Cholinergic deregulation in intracerebral haemorrhage: an insight

Alexios Bimpis, Apostolos Papalois

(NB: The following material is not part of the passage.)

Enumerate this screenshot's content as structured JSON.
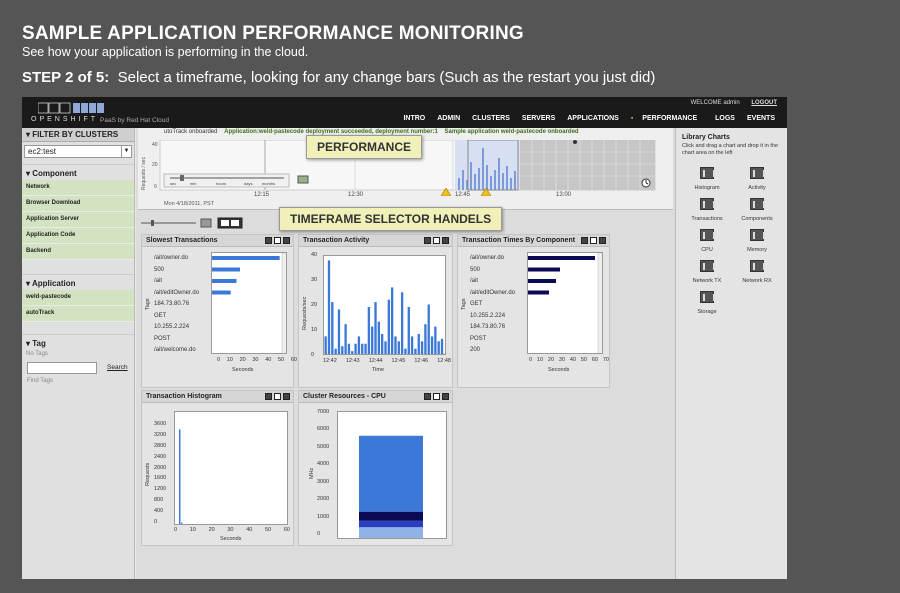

Intracerebral haemorrhage (ICH) accounts for 10–15% of all strokes. Despite high incidence, morbidity and mortality, the pathophysiology of ICH remains unclear. During the last decade new experimental and clinical data has been revealed shedding more light on the fact that ICH is characterized by two main phases: (I) the ‘initial injury’, which means the haematoma onset, described as ‘primary injury’ and characterized mainly by the mass effect of the haematoma in the surrounding brain parenchyma; and (II) the ‘secondary injury’, as a result of the events following the initial bleed.